Lena Dunham has never been shy about the autobiographical nature of her HBO series Girls. Just like her character Hannah, Dunham struggles with obsessive compulsive disorder, lives in New York and wants to become “the voice of a generation.” Lena is taking similar steps with her book of essays Not That Kind of Girl out Tuesday — a bare-all book about her life. Dunham’s book will feature a “roving literary Burning Man” where Lena and other female writers will speak — but until today, if weren’t already famous, you wouldn’t get paid.
A few months ago, Dunham asked fans to send her videos of them performing whatever they thought they could do on a stage — with an up-front advisement that they would not be getting paid. After a backlash across social media, Dunham announced Monday evening that she would be compensating the fans she had chosen for the project.
Even though Lena made a quick response to the controversy, she did make an embarrassing, albeit well-timed mistake just in front of her scheduled book release. Another artist, singer Amanda Palmer, invoked ire for a similar action last year when she made a call for unpaid musicians to play with on her tour. Palmer like Lena ended up paying her hired hands after the fall out.
Lena’s choice to not pay her crowdsourced performers was especially scrutinized given the fact that Lena was recently estimated by Forbes to have annual earnings of about $6 million — with a $3.7 million advance for Not That Kind of Girl.
Critical response of Lena Dunham’s book will probably, like that of Girls, devolve into a criticism of Millennials and feelings about Lena herself. In fact, a lot of the early press already has — a review in The New Statesmen broke down all of the reasons there were to hate Dunham with few references to actual book.

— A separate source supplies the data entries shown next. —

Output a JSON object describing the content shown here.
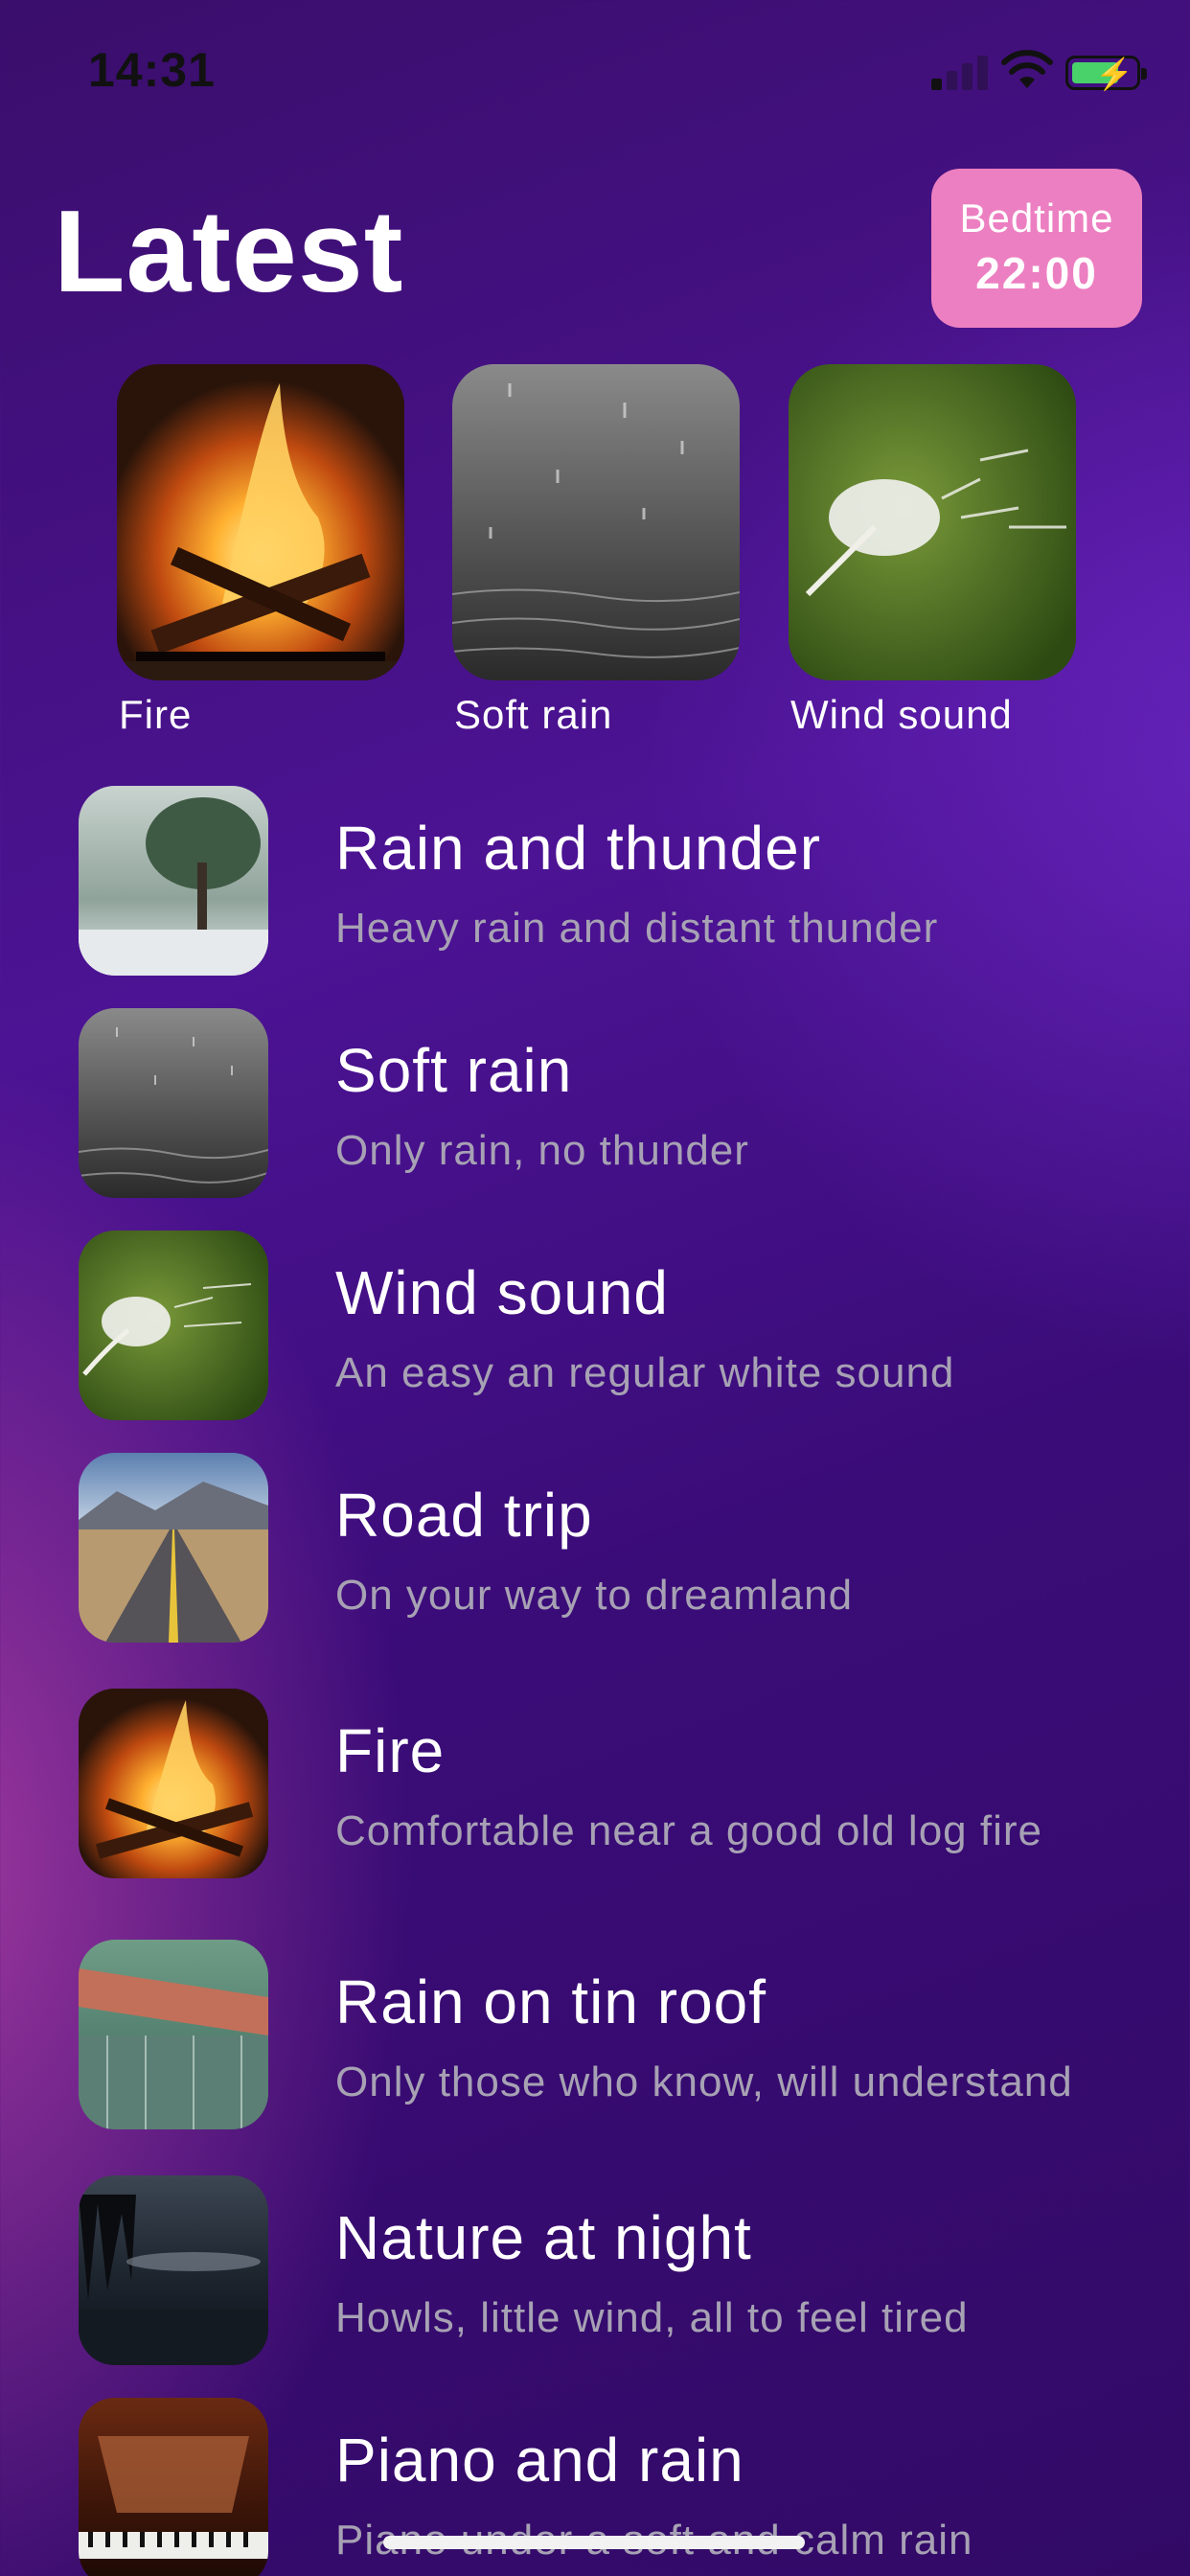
{
  "status_bar": {
    "time": "14:31"
  },
  "header": {
    "title": "Latest",
    "bedtime_label": "Bedtime",
    "bedtime_time": "22:00"
  },
  "featured": [
    {
      "caption": "Fire",
      "image": "fireplace"
    },
    {
      "caption": "Soft rain",
      "image": "rain-drops-water"
    },
    {
      "caption": "Wind sound",
      "image": "dandelion-wind"
    }
  ],
  "sounds": [
    {
      "title": "Rain and thunder",
      "subtitle": "Heavy rain and distant thunder",
      "image": "rain-tree"
    },
    {
      "title": "Soft rain",
      "subtitle": "Only rain, no thunder",
      "image": "rain-drops-water"
    },
    {
      "title": "Wind sound",
      "subtitle": "An easy an regular white sound",
      "image": "dandelion-wind"
    },
    {
      "title": "Road trip",
      "subtitle": "On your way to dreamland",
      "image": "desert-road"
    },
    {
      "title": "Fire",
      "subtitle": "Comfortable near a good old log fire",
      "image": "fireplace"
    },
    {
      "title": "Rain on tin roof",
      "subtitle": "Only those who know, will understand",
      "image": "tin-roof-rain"
    },
    {
      "title": "Nature at night",
      "subtitle": "Howls, little wind, all to feel tired",
      "image": "night-lake"
    },
    {
      "title": "Piano and rain",
      "subtitle": "Piano under a soft and calm rain",
      "image": "piano"
    }
  ],
  "colors": {
    "bedtime_badge": "#ec7fc1",
    "subtitle": "#a7a1b4",
    "battery": "#49d16a"
  }
}
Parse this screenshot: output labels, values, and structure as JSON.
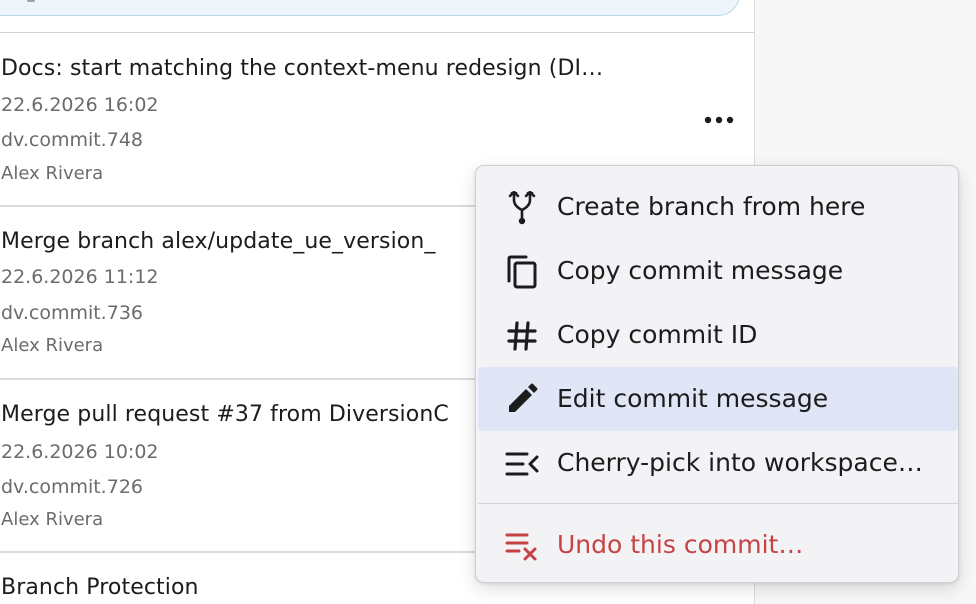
{
  "commits": [
    {
      "title": "Docs: start matching the context-menu redesign (DI…",
      "date": "22.6.2026 16:02",
      "id": "dv.commit.748",
      "author": "Alex Rivera"
    },
    {
      "title": "Merge branch alex/update_ue_version_",
      "date": "22.6.2026 11:12",
      "id": "dv.commit.736",
      "author": "Alex Rivera"
    },
    {
      "title": "Merge pull request #37 from DiversionC",
      "date": "22.6.2026 10:02",
      "id": "dv.commit.726",
      "author": "Alex Rivera"
    },
    {
      "title": "Branch Protection"
    }
  ],
  "context_menu": {
    "items": [
      {
        "label": "Create branch from here",
        "icon": "git-fork-icon"
      },
      {
        "label": "Copy commit message",
        "icon": "copy-icon"
      },
      {
        "label": "Copy commit ID",
        "icon": "hash-icon"
      },
      {
        "label": "Edit commit message",
        "icon": "pencil-icon",
        "highlighted": true
      },
      {
        "label": "Cherry-pick into workspace…",
        "icon": "cherry-pick-icon"
      },
      {
        "label": "Undo this commit…",
        "icon": "undo-commit-icon",
        "danger": true
      }
    ]
  },
  "colors": {
    "danger": "#c64244",
    "highlight": "#e1e6f6",
    "menu_background": "#f3f3f6"
  }
}
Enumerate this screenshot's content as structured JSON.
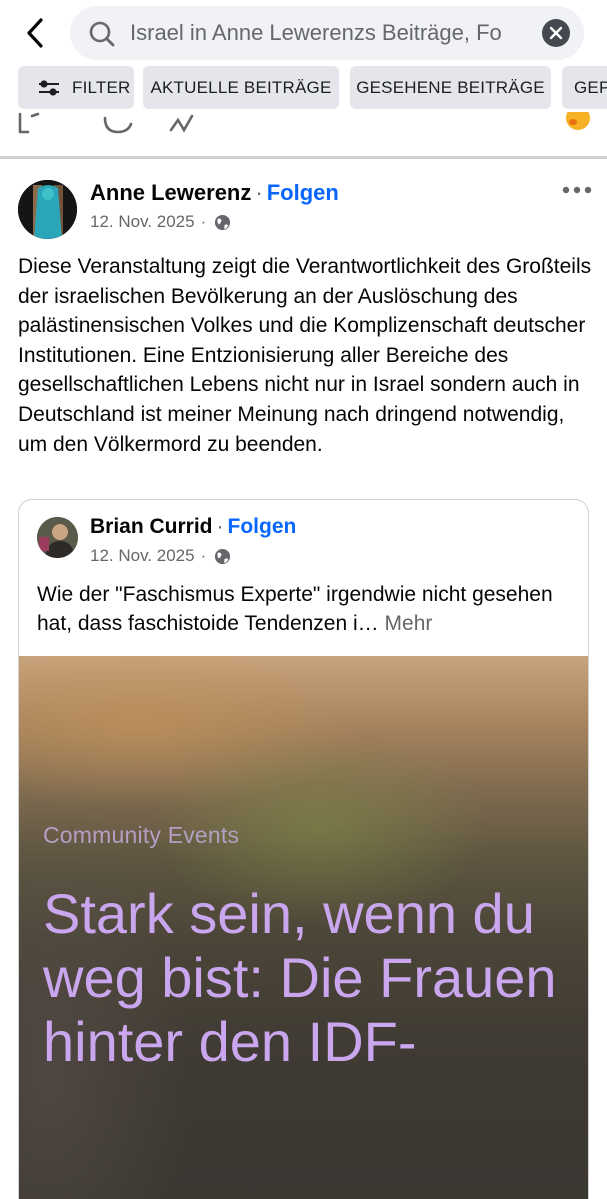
{
  "search": {
    "query": "Israel in Anne Lewerenzs Beiträge, Fo"
  },
  "chips": {
    "filter": "FILTER",
    "aktuell": "AKTUELLE BEITRÄGE",
    "gesehen": "GESEHENE BEITRÄGE",
    "gep": "GEP"
  },
  "post": {
    "author": "Anne Lewerenz",
    "separator": "·",
    "follow": "Folgen",
    "date": "12. Nov. 2025",
    "meta_sep": "·",
    "text": "Diese Veranstaltung zeigt die Verantwortlichkeit des Großteils der israelischen Bevölkerung an der Auslöschung des palästinensischen Volkes und die Komplizenschaft deutscher Institutionen. Eine Entzionisierung aller Bereiche des gesellschaftlichen Lebens nicht nur in Israel sondern auch in Deutschland ist meiner Meinung nach dringend notwendig, um den Völkermord zu beenden."
  },
  "shared": {
    "author": "Brian Currid",
    "separator": "·",
    "follow": "Folgen",
    "date": "12. Nov. 2025",
    "meta_sep": "·",
    "text": "Wie der \"Faschismus Experte\" irgendwie nicht gesehen hat, dass faschistoide Tendenzen i…",
    "more": "Mehr",
    "image_caption": "Community Events",
    "image_title": "Stark sein, wenn du weg bist: Die Frauen hinter den IDF-"
  },
  "colors": {
    "accent": "#0866ff",
    "secondary_text": "#65676b",
    "chip_bg": "#e4e6eb",
    "image_title": "#c9a6ee"
  },
  "icons": [
    "back-arrow-icon",
    "search-icon",
    "clear-icon",
    "filter-sliders-icon",
    "globe-icon",
    "more-dots-icon"
  ]
}
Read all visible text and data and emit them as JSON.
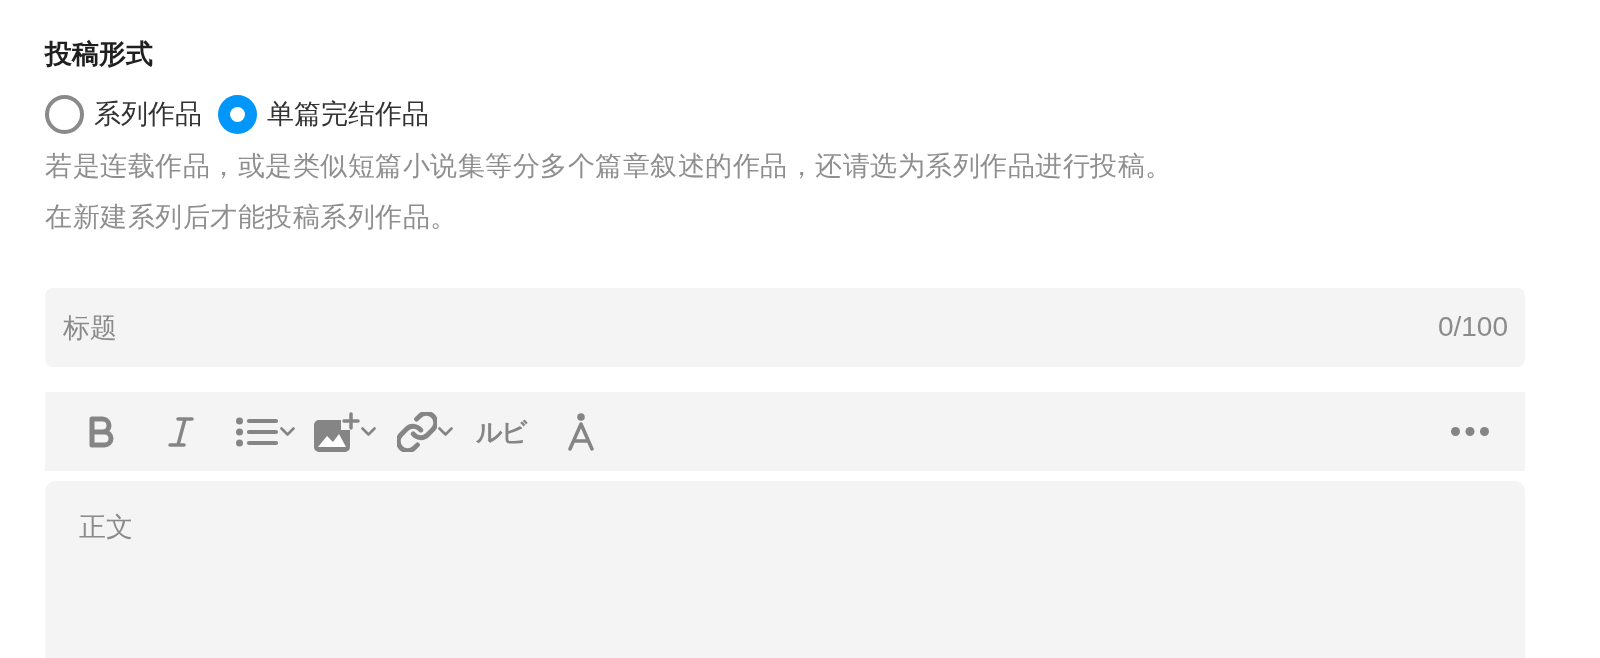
{
  "submission_type": {
    "heading": "投稿形式",
    "options": [
      {
        "label": "系列作品",
        "selected": false
      },
      {
        "label": "单篇完结作品",
        "selected": true
      }
    ],
    "notes": [
      "若是连载作品，或是类似短篇小说集等分多个篇章叙述的作品，还请选为系列作品进行投稿。",
      "在新建系列后才能投稿系列作品。"
    ]
  },
  "title_field": {
    "placeholder": "标题",
    "counter": "0/100"
  },
  "toolbar": {
    "tools": [
      {
        "kind": "bold",
        "has_menu": false
      },
      {
        "kind": "italic",
        "has_menu": false
      },
      {
        "kind": "list",
        "has_menu": true
      },
      {
        "kind": "image",
        "has_menu": true
      },
      {
        "kind": "link",
        "has_menu": true
      },
      {
        "kind": "ruby",
        "label": "ルビ",
        "has_menu": false
      },
      {
        "kind": "emphasis",
        "has_menu": false
      },
      {
        "kind": "more",
        "has_menu": false
      }
    ]
  },
  "body_field": {
    "placeholder": "正文"
  }
}
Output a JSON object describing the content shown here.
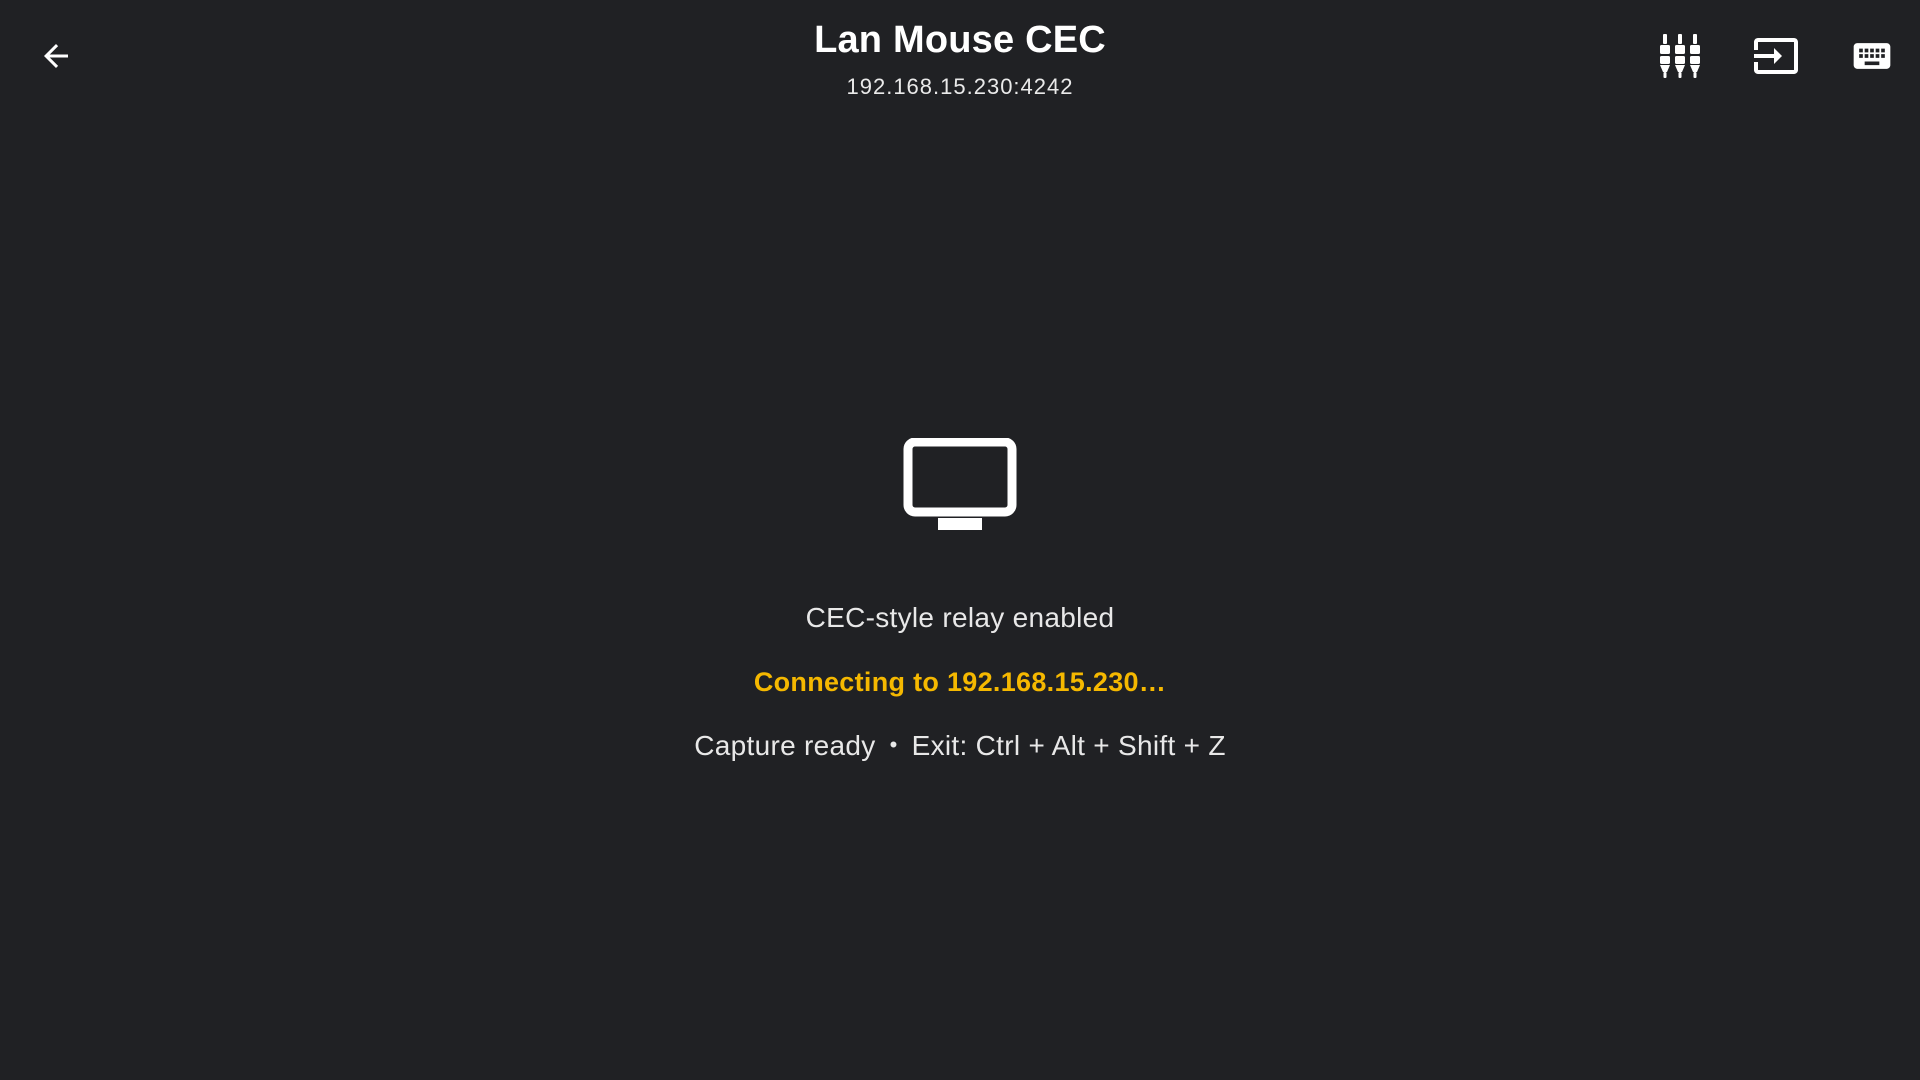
{
  "colors": {
    "background": "#202124",
    "foreground": "#ffffff",
    "accent": "#F5B800"
  },
  "header": {
    "back_icon": "arrow-left-icon",
    "title": "Lan Mouse CEC",
    "subtitle": "192.168.15.230:4242",
    "actions": [
      {
        "icon": "equalizer-icon"
      },
      {
        "icon": "input-icon"
      },
      {
        "icon": "keyboard-icon"
      }
    ]
  },
  "main": {
    "device_icon": "tv-icon",
    "relay_status": "CEC-style relay enabled",
    "connection_status": "Connecting to 192.168.15.230…",
    "capture_status": "Capture ready",
    "separator": "•",
    "exit_hint": "Exit: Ctrl + Alt + Shift + Z"
  }
}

“She writes in the book: “When I am playing a character, I am never allowed to explicitly state the takeaway message of the scenes I’m performing—after all, part of the dramatic conflict is that the person I’m portraying doesn’t really know it yet.” The same applies to most of the book: Her whole life is a performance art piece where she plays a noxious brat with great skill, and poses herself, either eerily like one of her mother’s dolls, or sexually, like her father’s nudes. And as the carapace of fame around her has expanded, she has shrunk within it, leaving only gnomic statements about granola and blowjobs. Reading this book, you realize that Lena Dunham has been playing “Lena Dunham” for a long time. She is not real.”
[Image via NBC]